They initially moved to England, before settling in Denver in 1948. Albright became a U.S. citizen in 1957, and graduated from Wellesley College. She later earned her doctorate in public law and government at Columbia University.
In 1976, she went to work as a legislative assistant for Democratic Sen. Edmund Muskie, who went on to become the secretary of state. She joined the staff of the National Security Council two years later, during the Carter administration.
It wasn’t until 1997, after she’d become the secretary of state, that Albright found out from a Washington Post reporter that she was of Jewish descent. She had been raised Roman Catholic, and was “stunned” when reporter Michael Dobbs’ research showed that “three of my grandparents and numerous other family members had died in the Holocaust,” Albright told Politico in 2012.
“I was shocked and, to be honest, embarrassed to discover that I had not known my family history better,” she wrote in her book “Prague Winter.”
After leaving public office, Albright went on to teach at Georgetown University’s School of Foreign Service and became a prolific author, writing seven New York Times bestsellers.

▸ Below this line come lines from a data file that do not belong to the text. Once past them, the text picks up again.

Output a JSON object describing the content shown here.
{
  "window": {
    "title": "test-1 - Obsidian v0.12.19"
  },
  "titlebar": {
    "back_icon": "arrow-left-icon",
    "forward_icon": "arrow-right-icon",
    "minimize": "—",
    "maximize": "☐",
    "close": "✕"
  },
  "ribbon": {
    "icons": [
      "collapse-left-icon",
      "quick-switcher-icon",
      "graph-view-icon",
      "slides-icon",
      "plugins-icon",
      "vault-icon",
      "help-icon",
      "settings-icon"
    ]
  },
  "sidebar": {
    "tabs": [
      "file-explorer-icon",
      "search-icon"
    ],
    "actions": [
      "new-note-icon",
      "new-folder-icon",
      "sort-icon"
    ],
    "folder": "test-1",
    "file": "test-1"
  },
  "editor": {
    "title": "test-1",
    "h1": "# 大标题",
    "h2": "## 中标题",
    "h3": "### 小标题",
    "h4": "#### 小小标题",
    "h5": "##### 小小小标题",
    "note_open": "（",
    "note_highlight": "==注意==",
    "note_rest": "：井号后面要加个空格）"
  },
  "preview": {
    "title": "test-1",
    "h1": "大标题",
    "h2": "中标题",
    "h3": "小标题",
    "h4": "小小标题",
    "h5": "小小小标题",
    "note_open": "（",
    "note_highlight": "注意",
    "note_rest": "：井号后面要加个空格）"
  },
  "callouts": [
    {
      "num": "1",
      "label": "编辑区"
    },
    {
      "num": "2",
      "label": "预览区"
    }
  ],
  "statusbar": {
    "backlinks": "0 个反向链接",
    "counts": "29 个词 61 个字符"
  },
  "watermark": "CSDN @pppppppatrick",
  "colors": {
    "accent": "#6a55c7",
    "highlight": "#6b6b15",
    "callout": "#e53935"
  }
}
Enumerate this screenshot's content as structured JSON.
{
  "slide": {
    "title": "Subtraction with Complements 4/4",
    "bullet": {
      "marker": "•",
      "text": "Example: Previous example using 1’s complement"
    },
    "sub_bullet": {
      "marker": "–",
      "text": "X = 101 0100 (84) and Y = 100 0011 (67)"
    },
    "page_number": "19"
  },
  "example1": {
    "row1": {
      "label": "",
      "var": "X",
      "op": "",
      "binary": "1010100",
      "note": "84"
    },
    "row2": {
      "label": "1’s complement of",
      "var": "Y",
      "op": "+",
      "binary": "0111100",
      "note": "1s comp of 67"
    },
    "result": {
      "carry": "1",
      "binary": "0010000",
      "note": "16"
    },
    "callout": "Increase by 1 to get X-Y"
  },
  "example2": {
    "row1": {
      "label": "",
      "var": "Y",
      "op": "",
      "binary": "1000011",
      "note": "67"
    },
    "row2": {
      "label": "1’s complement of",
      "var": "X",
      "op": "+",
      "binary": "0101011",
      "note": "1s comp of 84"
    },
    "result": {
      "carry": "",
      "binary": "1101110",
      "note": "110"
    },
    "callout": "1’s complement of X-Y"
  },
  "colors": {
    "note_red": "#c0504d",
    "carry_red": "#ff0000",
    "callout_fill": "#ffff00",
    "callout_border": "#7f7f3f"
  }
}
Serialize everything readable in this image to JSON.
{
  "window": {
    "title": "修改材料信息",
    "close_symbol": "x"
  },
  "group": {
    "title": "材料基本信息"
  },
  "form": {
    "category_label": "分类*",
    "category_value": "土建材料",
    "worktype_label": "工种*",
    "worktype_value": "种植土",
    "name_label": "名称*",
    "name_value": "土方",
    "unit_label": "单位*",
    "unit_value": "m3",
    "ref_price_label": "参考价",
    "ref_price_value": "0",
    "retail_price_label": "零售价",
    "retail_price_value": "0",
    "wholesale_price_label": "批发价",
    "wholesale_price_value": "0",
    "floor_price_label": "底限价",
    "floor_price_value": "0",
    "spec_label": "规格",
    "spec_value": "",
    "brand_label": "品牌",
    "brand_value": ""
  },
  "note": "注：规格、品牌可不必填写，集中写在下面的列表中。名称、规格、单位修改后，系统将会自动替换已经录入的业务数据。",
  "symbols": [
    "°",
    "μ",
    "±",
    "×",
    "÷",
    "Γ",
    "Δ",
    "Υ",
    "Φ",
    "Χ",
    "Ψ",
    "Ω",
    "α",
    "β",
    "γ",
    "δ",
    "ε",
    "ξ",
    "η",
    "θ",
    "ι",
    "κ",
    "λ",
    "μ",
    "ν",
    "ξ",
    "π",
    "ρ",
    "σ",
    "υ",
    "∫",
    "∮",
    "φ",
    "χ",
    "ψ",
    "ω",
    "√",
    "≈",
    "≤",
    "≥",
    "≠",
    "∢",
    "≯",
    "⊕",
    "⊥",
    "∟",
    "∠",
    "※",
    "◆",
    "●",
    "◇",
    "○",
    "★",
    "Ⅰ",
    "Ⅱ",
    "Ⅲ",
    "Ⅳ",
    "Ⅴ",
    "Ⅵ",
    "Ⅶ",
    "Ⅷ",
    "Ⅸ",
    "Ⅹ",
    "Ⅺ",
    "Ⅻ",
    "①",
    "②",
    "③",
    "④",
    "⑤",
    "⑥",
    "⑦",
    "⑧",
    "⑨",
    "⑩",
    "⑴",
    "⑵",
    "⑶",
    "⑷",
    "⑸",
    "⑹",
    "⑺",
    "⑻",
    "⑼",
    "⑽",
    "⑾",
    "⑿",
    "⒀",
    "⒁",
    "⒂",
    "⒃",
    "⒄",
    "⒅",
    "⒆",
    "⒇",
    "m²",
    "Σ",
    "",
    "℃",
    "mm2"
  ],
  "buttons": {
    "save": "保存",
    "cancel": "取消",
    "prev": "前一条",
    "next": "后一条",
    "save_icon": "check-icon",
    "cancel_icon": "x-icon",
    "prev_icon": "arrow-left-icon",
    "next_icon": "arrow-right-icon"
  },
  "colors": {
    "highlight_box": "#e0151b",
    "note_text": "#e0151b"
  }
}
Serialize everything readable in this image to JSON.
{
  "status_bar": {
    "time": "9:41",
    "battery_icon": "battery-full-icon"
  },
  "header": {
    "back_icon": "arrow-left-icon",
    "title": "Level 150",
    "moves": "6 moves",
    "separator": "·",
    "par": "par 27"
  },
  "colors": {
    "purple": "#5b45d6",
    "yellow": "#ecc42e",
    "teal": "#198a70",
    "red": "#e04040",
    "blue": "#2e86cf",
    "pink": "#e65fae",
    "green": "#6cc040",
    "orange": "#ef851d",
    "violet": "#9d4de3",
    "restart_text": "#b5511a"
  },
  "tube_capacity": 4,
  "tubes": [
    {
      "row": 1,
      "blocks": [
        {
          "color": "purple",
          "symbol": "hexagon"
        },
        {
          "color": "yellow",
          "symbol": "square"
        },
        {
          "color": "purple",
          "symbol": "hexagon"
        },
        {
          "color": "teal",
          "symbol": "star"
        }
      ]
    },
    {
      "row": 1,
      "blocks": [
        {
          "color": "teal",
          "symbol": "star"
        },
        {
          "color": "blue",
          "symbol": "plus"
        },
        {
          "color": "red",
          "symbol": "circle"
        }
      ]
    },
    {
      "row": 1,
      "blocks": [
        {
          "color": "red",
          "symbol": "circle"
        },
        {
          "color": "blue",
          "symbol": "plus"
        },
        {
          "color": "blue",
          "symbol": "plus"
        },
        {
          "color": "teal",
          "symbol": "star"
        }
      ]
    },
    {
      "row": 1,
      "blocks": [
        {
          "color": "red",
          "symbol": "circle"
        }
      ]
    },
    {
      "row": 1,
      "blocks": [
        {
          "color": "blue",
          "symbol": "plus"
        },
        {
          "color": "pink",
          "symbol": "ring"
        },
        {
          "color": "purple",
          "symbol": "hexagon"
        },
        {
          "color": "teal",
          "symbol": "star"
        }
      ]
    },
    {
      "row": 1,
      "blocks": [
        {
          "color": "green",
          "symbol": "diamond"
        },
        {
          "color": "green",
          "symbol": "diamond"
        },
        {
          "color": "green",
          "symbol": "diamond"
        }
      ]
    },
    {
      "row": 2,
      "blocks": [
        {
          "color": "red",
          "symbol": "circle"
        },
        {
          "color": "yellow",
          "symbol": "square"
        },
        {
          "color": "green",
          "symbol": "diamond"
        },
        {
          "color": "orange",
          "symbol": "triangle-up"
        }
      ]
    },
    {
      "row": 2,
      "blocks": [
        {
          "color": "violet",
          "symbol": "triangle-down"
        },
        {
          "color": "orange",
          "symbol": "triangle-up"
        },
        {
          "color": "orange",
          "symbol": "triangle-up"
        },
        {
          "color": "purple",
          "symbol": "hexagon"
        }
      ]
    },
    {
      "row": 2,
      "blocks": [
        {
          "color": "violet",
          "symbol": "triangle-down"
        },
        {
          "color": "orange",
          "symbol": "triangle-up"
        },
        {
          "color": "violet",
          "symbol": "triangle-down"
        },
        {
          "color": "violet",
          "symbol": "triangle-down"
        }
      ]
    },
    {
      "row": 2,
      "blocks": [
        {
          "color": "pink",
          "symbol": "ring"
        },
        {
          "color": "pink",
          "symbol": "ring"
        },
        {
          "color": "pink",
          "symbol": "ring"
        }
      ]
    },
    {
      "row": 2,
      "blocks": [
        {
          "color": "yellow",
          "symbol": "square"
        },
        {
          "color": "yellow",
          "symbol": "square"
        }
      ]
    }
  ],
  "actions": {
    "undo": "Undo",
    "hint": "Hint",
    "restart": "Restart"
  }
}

In 2012, then-President Barack Obama awarded Albright the Medal of Freedom, the country’s highest civilian honor.
In a statement Wednesday, Obama praised Albright’s “trailblazing career,” and said she had “paved the way for progress in some of the most unstable areas of the world.”
“I never thought that I would have the kind of life I’ve had,” Albright told Elle magazine in a 2020 interview. Asked about her best job experience, she said, “Being Secretary of State and sitting behind the sign that said the United States, especially since I wasn’t born here, and I am a very grateful American.”
Remembrances poured in Wednesday from other politicians, on both sides of the aisle.
Former President George W. Bush said he was “heartbroken” to hear of Albright’s death.
“She served with distinction as a foreign-born foreign minister who understood firsthand the importance of free societies for peace in our world,” he said in a statement that was accompanied by a painting he’d done of Albright.
Condoleezza Rice, who became the second female secretary of state in 2004, said she was “truly saddened” by Albright’s death, calling her an “invaluable colleague and a very dear friend.”
In a statement posted on Twitter, Rice noted that she and Albright had something else in common besides serving as the nation’s top diplomat.
“When I was studying music at the University of Denver, I took a class on international politics from a professor who changed the course of my life. That professor was Madeleine’s father, Josef Korbel. How extraordinary that two female secretaries of state, from opposite sides of the political spectrum would be influenced by the same man,” Rice said.
Secretary of State Antony Blinken said Albright had “mentored a generation of diplomats and national security experts. I’m one of many who benefited from her wisdom and encouragement.”
“To our very first Madam Secretary — thank you,” Blinken said Wednesday.
Donna Shalala, who served in the Clinton administration with Albright as health and human services secretary, called her friend and former colleague, who was 4’10’’, “small in stature” but “a giant in world affairs. She broke barriers and fought for human rights and peace.”
Sen. Chuck Grassley, R-Iowa, tweeted a statement calling her “a role model for women in public office & foreign service.”
Albright is survived by three daughters and six grandchildren, as well as a brother and a sister.
This story first appeared on NBCNews.com.